            "gateways",
            "gateways:d9b42796-d8f6-431b-9230-9d316defaf6d_frontend_8080",
            "metrics:rate",
            "metrics",
            "gateway"
        ],
        "value": 0,
        "timestamp": "2015-06-08T10:28:35.001Z",
        "type": "gateway-metric"
    },
    {
        "tags": [
            "gateways",
            "gateways:d9b42796-d8f6-431b-9230-9d316defaf6d_frontend_8080",
            "metrics:rate",
            "metrics",
            "gateway"
        ],
        "value": 0,
        "timestamp": "2015-06-08T10:28:32.001Z",
        "type": "gateway-metric"
    }
]    

Example 3

Current sessions for a service

Another example is getting the current sessions for a specific service, in this case the monarch_front:0.2 service that is part of the 214615ec-d5e4-473e-a98e-8aa4998b16f4 deployment and lives in the frontend cluster.

Notice we made the search more specific by specifying the “services” and then “service:” tag. Also, we are using relative timestamps: anything later or equal (lte) than “now”.

GET /api/v1/events

{
  "tags": ["routes:214615ec-d5e4-473e-a98e-8aa4998b16f4_frontend_8080","metrics:scur","services:monarch_front:0.2","service"],
    "timestamp" : {
      "lte" : "now"
    }
}

Example 4

All known events for a service

This below query gives you all the events we have for a specific service, in this case the same service as in example 2. In this way you can get a quick “health snapshot” of service, server, cluster or deployment.

Notice we made the search less specific by just providing the “metrics” tag and not telling the API which specific one we want.

GET /api/v1/events

{
  "tags": ["routes:214615ec-d5e4-473e-a98e-8aa4998b16f4_frontend_8080","metrics","services:monarch_front:0.2","service"],
    "timestamp" : {
      "lte" : "now"
    }
}

Server-sent events (SSE)

Events can be streamed back directly from Vamp.

GET /api/v1/events/stream

In order to narrow down (filter) events, list of tags could be provided in the request body.

{
  "tags": ["routes:214615ec-d5e4-473e-a98e-8aa4998b16f4_frontend_8080","metrics"]
}

GET method can be also used with tag parameter (may be more convenient):

GET /api/v1/events/stream?tag=archiving&tag=breeds

Archiving

All changes in artifacts (creation, update or deletion) triggered by REST API calls are archived. We store the type of event and the original representation of the artifact. It’s a bit like a Git log.

Here is an example event:

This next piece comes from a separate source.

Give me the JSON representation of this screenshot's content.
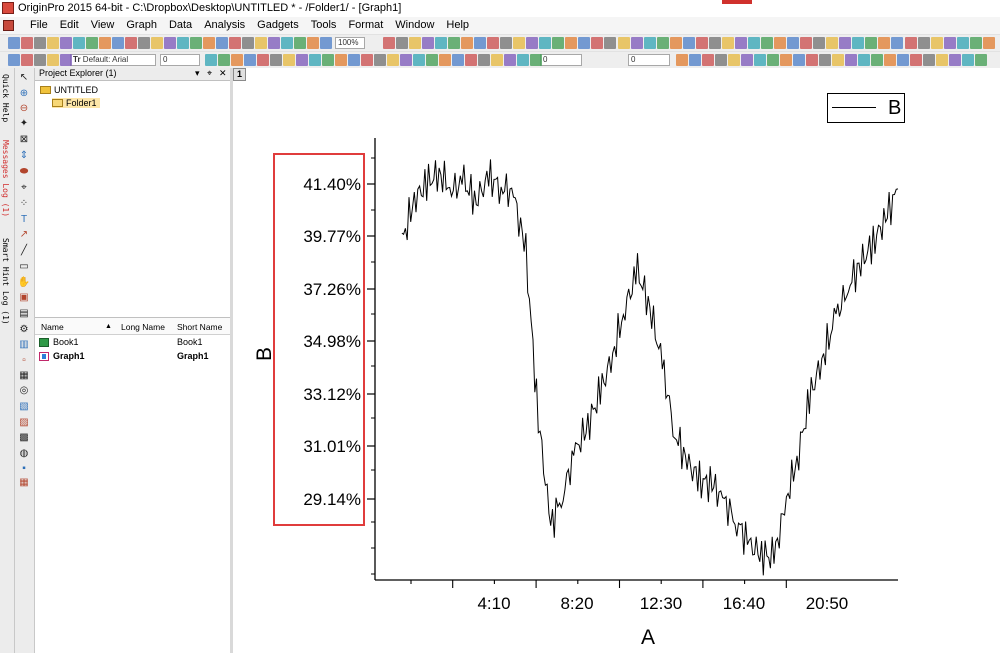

{
  "tags": [
    "deployments",
    "deployments:6ce79a33-5dca-4eb2-b072-d5f65e4eef8a",
    "archiving",
    "archiving:delete"
  ],
  "value": "",
  "timestamp": "2015-04-21T09:17:31Z",
  "type": ""
}

Searching through the archive is 100% the same as searching for events. The same tagging scheme applies. The following query gives back the last set of delete actions executed in the Vamp API, regardless of the artifact type.

GET /api/v1/events

{
  "tags": ["archiving","archiving:delete"],
    "timestamp" : {
      "lte" : "now"
    }
}